Too much transparency in judges' appointment not desirable: SC
The Supreme Court on Wednesday expressed its misgiving on opening the entire process of appointments to higher judiciary to public scrutiny, saying that words like "transparency" and "criteria" sound good but have their pitfalls.
New Delhi: The Supreme Court on Wednesday expressed its misgiving on opening the entire process of appointments to higher judiciary to public scrutiny, saying that words like "transparency" and "criteria" sound good but have their pitfalls.
Noting that transparency could be there to a "certain degree", the court in a poser asked that even if it is known that a person under consideration for appointment for judgeship is casteist, communal, dishonest and misleads, how can it be proved.

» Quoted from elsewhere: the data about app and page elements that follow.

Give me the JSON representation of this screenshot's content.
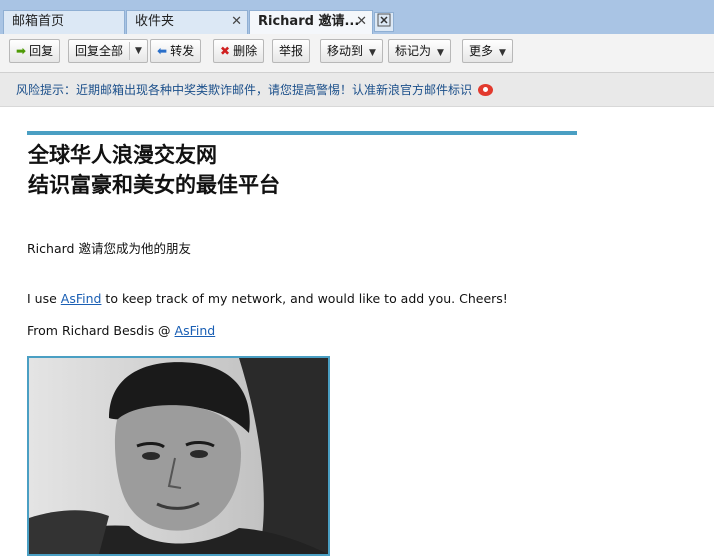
{
  "tabs": [
    {
      "label": "邮箱首页"
    },
    {
      "label": "收件夹",
      "close": "✕"
    },
    {
      "label": "Richard 邀请...",
      "close": "✕"
    }
  ],
  "toolbar": {
    "reply": "回复",
    "reply_all": "回复全部",
    "forward": "转发",
    "delete": "删除",
    "report": "举报",
    "move_to": "移动到",
    "mark_as": "标记为",
    "more": "更多"
  },
  "warning": {
    "text": "风险提示：近期邮箱出现各种中奖类欺诈邮件，请您提高警惕！认准新浪官方邮件标识"
  },
  "mail": {
    "headline_1": "全球华人浪漫交友网",
    "headline_2": "结识富豪和美女的最佳平台",
    "invite": "Richard 邀请您成为他的朋友",
    "body_before": "I use ",
    "body_link": "AsFind",
    "body_after": " to keep track of my network, and would like to add you. Cheers!",
    "from_before": "From Richard Besdis @ ",
    "from_link": "AsFind"
  },
  "colors": {
    "accent_line": "#4a9fc3",
    "link": "#1a5fb4",
    "tabbar": "#a9c4e4"
  }
}
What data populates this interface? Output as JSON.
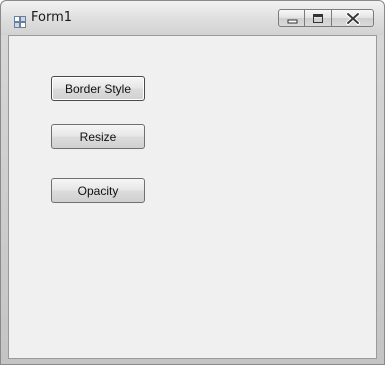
{
  "window": {
    "title": "Form1"
  },
  "caption_buttons": {
    "minimize_icon": "minimize-icon",
    "maximize_icon": "maximize-icon",
    "close_icon": "close-icon"
  },
  "buttons": {
    "border_style": "Border Style",
    "resize": "Resize",
    "opacity": "Opacity"
  }
}
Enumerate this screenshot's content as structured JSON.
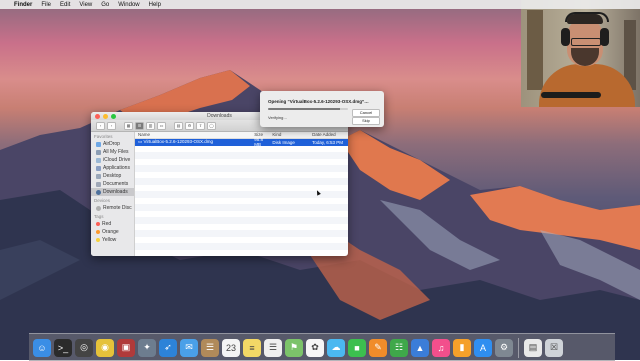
{
  "menubar": {
    "app_name": "Finder",
    "items": [
      "File",
      "Edit",
      "View",
      "Go",
      "Window",
      "Help"
    ]
  },
  "finder": {
    "title": "Downloads",
    "sidebar": {
      "favorites_label": "Favorites",
      "favorites": [
        {
          "label": "AirDrop",
          "icon": "airdrop-icon",
          "color": "#6ea7e6"
        },
        {
          "label": "All My Files",
          "icon": "all-files-icon",
          "color": "#8c9db5"
        },
        {
          "label": "iCloud Drive",
          "icon": "cloud-icon",
          "color": "#9bb8d6"
        },
        {
          "label": "Applications",
          "icon": "applications-icon",
          "color": "#8a9ec3"
        },
        {
          "label": "Desktop",
          "icon": "desktop-icon",
          "color": "#9aa7ba"
        },
        {
          "label": "Documents",
          "icon": "documents-icon",
          "color": "#a0a8b8"
        },
        {
          "label": "Downloads",
          "icon": "downloads-icon",
          "color": "#4d6f9c",
          "active": true
        }
      ],
      "devices_label": "Devices",
      "devices": [
        {
          "label": "Remote Disc",
          "icon": "disc-icon",
          "color": "#b0b0b0"
        }
      ],
      "tags_label": "Tags",
      "tags": [
        {
          "label": "Red",
          "color": "#fc5f57"
        },
        {
          "label": "Orange",
          "color": "#fd9a2e"
        },
        {
          "label": "Yellow",
          "color": "#f7d23d"
        }
      ]
    },
    "columns": [
      "Name",
      "Size",
      "Kind",
      "Date Added"
    ],
    "rows": [
      {
        "name": "VirtualBox-5.2.6-120293-OSX.dmg",
        "size": "95.8 MB",
        "kind": "Disk Image",
        "date": "Today, 6:53 PM"
      }
    ]
  },
  "dialog": {
    "title": "Opening “VirtualBox-5.2.6-120293-OSX.dmg”…",
    "status": "Verifying…",
    "progress": 0.9,
    "cancel_label": "Cancel",
    "skip_label": "Skip"
  },
  "dock": {
    "icons": [
      {
        "name": "finder-icon",
        "color": "#3a8ee6",
        "glyph": "☺"
      },
      {
        "name": "terminal-icon",
        "color": "#2b2b2b",
        "glyph": ">_"
      },
      {
        "name": "obs-icon",
        "color": "#444",
        "glyph": "◎"
      },
      {
        "name": "chrome-icon",
        "color": "#e5c23a",
        "glyph": "◉"
      },
      {
        "name": "photo-booth-icon",
        "color": "#b03a3a",
        "glyph": "▣"
      },
      {
        "name": "launchpad-icon",
        "color": "#6d7d8f",
        "glyph": "✦"
      },
      {
        "name": "safari-icon",
        "color": "#2d83d8",
        "glyph": "➶"
      },
      {
        "name": "mail-icon",
        "color": "#4aa0e8",
        "glyph": "✉"
      },
      {
        "name": "contacts-icon",
        "color": "#b08a5a",
        "glyph": "☰"
      },
      {
        "name": "calendar-icon",
        "color": "#f4f4f4",
        "glyph": "23"
      },
      {
        "name": "notes-icon",
        "color": "#f3d866",
        "glyph": "≡"
      },
      {
        "name": "reminders-icon",
        "color": "#efefef",
        "glyph": "☰"
      },
      {
        "name": "maps-icon",
        "color": "#7cc36a",
        "glyph": "⚑"
      },
      {
        "name": "photos-icon",
        "color": "#f6f6f6",
        "glyph": "✿"
      },
      {
        "name": "messages-icon",
        "color": "#4bb8f0",
        "glyph": "☁"
      },
      {
        "name": "facetime-icon",
        "color": "#3cbf4f",
        "glyph": "■"
      },
      {
        "name": "pages-icon",
        "color": "#f08c2a",
        "glyph": "✎"
      },
      {
        "name": "numbers-icon",
        "color": "#3fa84a",
        "glyph": "☷"
      },
      {
        "name": "keynote-icon",
        "color": "#3b7dd8",
        "glyph": "▲"
      },
      {
        "name": "itunes-icon",
        "color": "#f24f8c",
        "glyph": "♫"
      },
      {
        "name": "ibooks-icon",
        "color": "#f5a02a",
        "glyph": "▮"
      },
      {
        "name": "app-store-icon",
        "color": "#2f8ef0",
        "glyph": "A"
      },
      {
        "name": "system-preferences-icon",
        "color": "#7f8892",
        "glyph": "⚙"
      },
      {
        "name": "document-icon",
        "color": "#e9e9e9",
        "glyph": "▤"
      },
      {
        "name": "trash-icon",
        "color": "#cfd3d8",
        "glyph": "☒"
      }
    ]
  }
}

"How are you going to prove that a person is casteist? He is a communal? He misleads or is dishonest," asked the constitution bench of Justice Jagdish Singh Khehar, Justice J Chelameswar, Justice Madan B Lokur, Justice Kurian Joseph and Justice Adarsh Kumar Goel which is hearing challenge to the constitutional validity of the National Judicial Appointment Commission.
Saying that an expression of an honest opinion would have its consequences both for the person who has been adversely commented upon and the one who has given the opinion, Justice Kherhar, who heads the bench, observed: "It may result in litigation. Who will make the comments, who will pour his mind?"
"Can you put an opinion in public when it opens up a candidate (for judgeship) to public ridicule? Hundreds of litigations will then start," he said. "We can be transparent to certain degree but not to the world at large."
Justice Khehar recalled an instance where his views about a person under consideration for appointment as judge were carried by a national newspaper on the front page. Though that person eventually become the judge but the incident had its pitfalls, he said.
Senior counsel Fali Nariman, who has argued against the NJAC, agreed with Justice Khehar that inviting applications and making criteria a basis of appointment sounds "wonderful" but poses difficulties.
Pointing to the pitfalls, Nariman said: "One may say Nariman is not good enough to be a judge, but (Soli) Sorabjee is. Transparency is all too well to say. But what will happen to the practice (as lawyer) of the person rejected."
The court said this in the course of submission of senior counsel Ram Jethmalani who advocated a transparent procedure in judges' appointment.
Jethmalani, who had appeared for one of the petitioners, cited the British procedure where applications are invited for the appointment of judges and those who don't succeed have the right to know reasons.
The Supreme Court is hearing a batch of petitions including by the Supreme Court Advocates on Record Association (SCAORA) along with the Bar Association of India, NGO Centre for Public Interest Litigation and others challenging the constitutional validity of the constitution's Ninety Nine Amendment Act, 2014 and NJAC Act, 2014.
Appearing for Madras Bar association, senior counsel Arvind Dattar urged the court to strike down Section 13 of the NJAC Act, 2014, which provides for parliamentary approval for modification of the rules and regulations that would be framed by the NJAC putting in place the procedure and criteria for appointment of judges.
He contended parliament could not transfer a constitutional power to a statute which could be turned upside down by a simple majority and offend the independence of judiciary.
Appearing for SCAORA, Nariman reiterated his support for the Judicial Appointment Commission as suggested by the former chief justice of India MN Venkatachaliah who headed the Commission to Review the Working of the Constitution.